(Not that the Chronomaster was without its critics: Some people felt the models too closely resembled the Rolex Daytona—which, in a twist of horological histories, was once powered by the El Primero.)
That wasn’t all. The brand also used the pandemic as inspiration to expedite its foray into e-commerce, which first went live in the summer of 2020.
“Now digital is close to 7 to 8 percent of our global business,” Tornare said. “Each part of the puzzle finally got together, and reinforced by our strong activity in 2020, gave us a push for 2021 and 2022. Last year was a record year for the brand since its acquisition in 1999, and in 2022, we are 40 to 45 percent above 2021.”
The industry has certainly noticed. “Mr. Tornare is rebuilding the brand from the ground up, whereas all his predecessors were merely ‘cleaning the shelves and window dressing,” Oliver R. Müller, founder of LuxeConsult, a watch consultancy based near Lausanne, Switzerland, told Robb Report.
He cited the names of three of the brand’s most recent chief executives, Jean-Frédéric Dufour (who famously departed in 2014 for the top job at Rolex); Aldo Magada, Dufour’s replacement; and Biver himself: “They all were stuck in the first degree of a brand with an incredible history and legacy,” Müller said.
“And that is the challenge for this brand, as it is perceived as being a very prestigious brand with a rich history,” he added. “In chronometry, it certainly is, having won the most prizes at chronometrical contests from 1940 to 1971 (when the last of such competitions took place). But for the rest, the brand has been a sleeping beauty for too long.”
Overseeing a brand that has already come back from the brink of irrelevancy, Tornare is determined to keep Zenith on track. And he is encouraged by some of its most stalwart supporters.
To wit: In 2019, during an event at Zenith’s manufacture in Le Locle celebrating the El Primero’s 50th anniversary, Tornare assembled a group of retired watchmakers who’d worked at the company in 1969.
“I managed to find eight people—the youngest was born in 1946 or ’47, and the oldest was born in 1937,” Tornare recalled. “We got them around the table, had some drinks, and they told me many stories that were not available in any book, just in their memories.

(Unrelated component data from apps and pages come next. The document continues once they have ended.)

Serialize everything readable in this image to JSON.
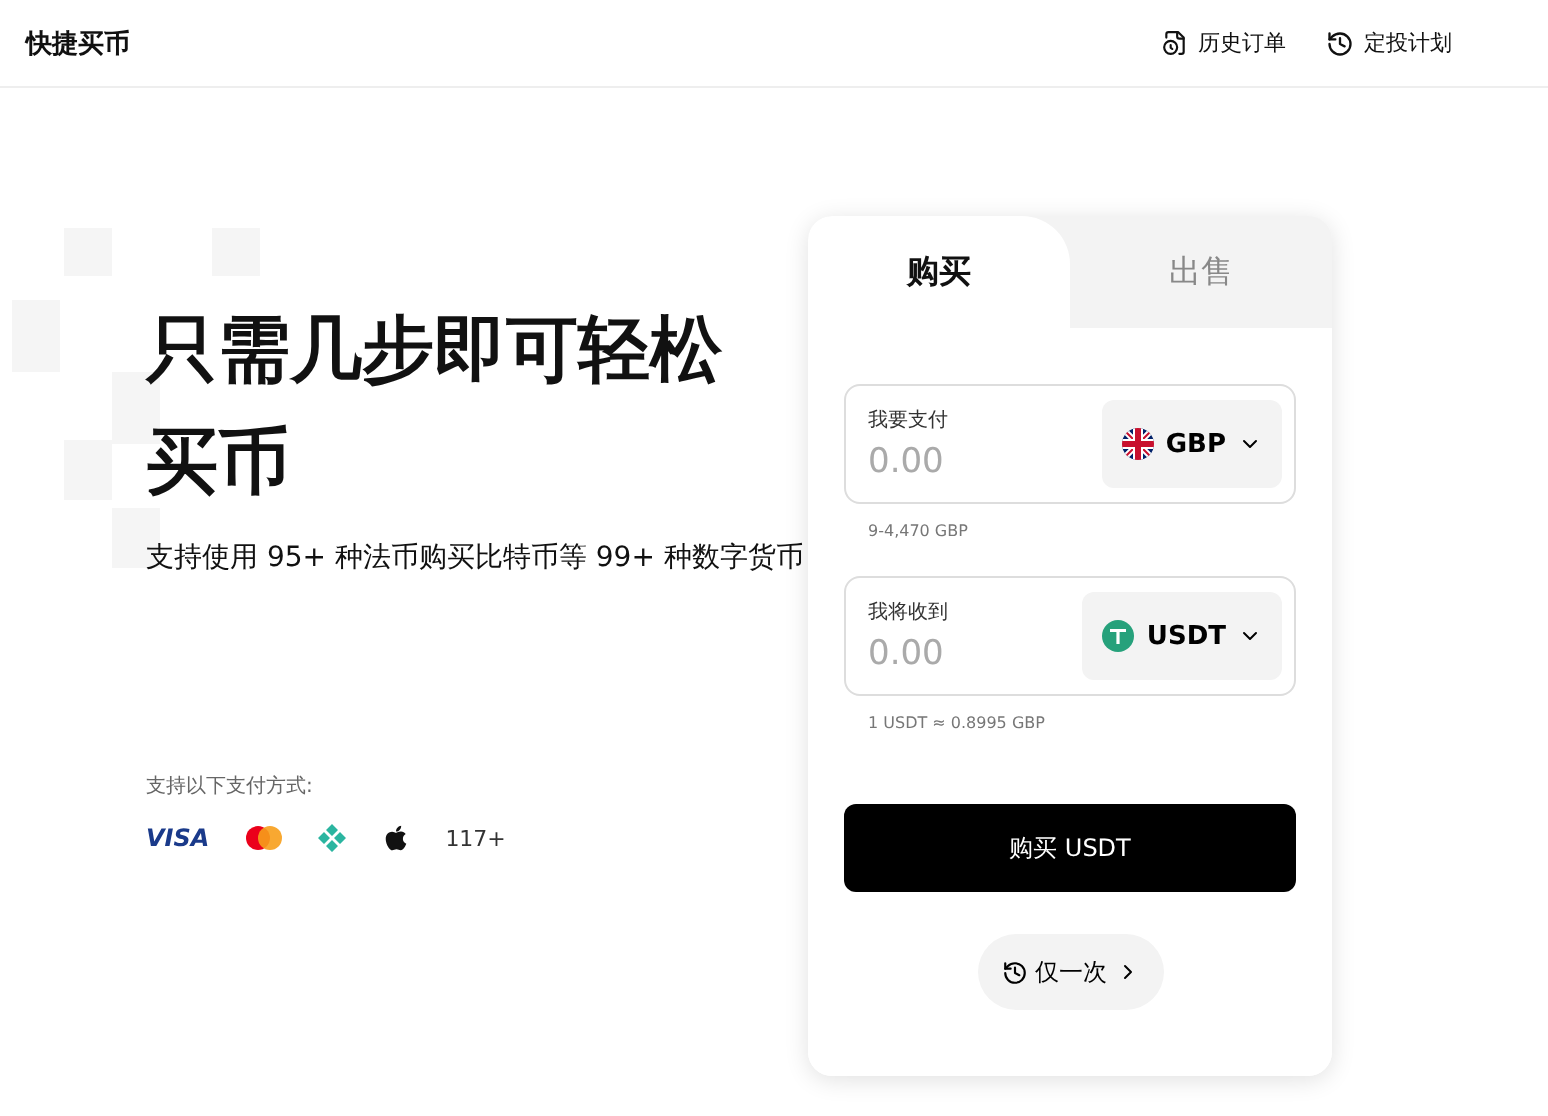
{
  "header": {
    "title": "快捷买币",
    "links": [
      {
        "label": "历史订单",
        "kind": "orders"
      },
      {
        "label": "定投计划",
        "kind": "schedule"
      }
    ]
  },
  "hero": {
    "title": "只需几步即可轻松买币",
    "subtitle": "支持使用 95+ 种法币购买比特币等 99+ 种数字货币",
    "payments_label": "支持以下支付方式:",
    "payments": [
      {
        "kind": "visa",
        "label": "VISA"
      },
      {
        "kind": "mastercard"
      },
      {
        "kind": "diamond"
      },
      {
        "kind": "apple"
      },
      {
        "kind": "more",
        "label": "117+"
      }
    ]
  },
  "card": {
    "tabs": [
      {
        "label": "购买",
        "selected": true
      },
      {
        "label": "出售",
        "selected": false
      }
    ],
    "fields": [
      {
        "label": "我要支付",
        "placeholder": "0.00",
        "currency": "GBP",
        "kind": "flag",
        "hint": "9-4,470 GBP"
      },
      {
        "label": "我将收到",
        "placeholder": "0.00",
        "currency": "USDT",
        "kind": "token",
        "hint": "1 USDT ≈ 0.8995 GBP"
      }
    ],
    "submit": "购买 USDT",
    "frequency": "仅一次"
  }
}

“It was such a moving few hours,” Tornare added. “They told me, ‘When we were in the 1960s creating this movement, we were a startup. The word wasn’t around yet, but we were innovators. Please continue to move forward.’ And once I heard those words from these people in their 80s, I knew we had the right strategy.”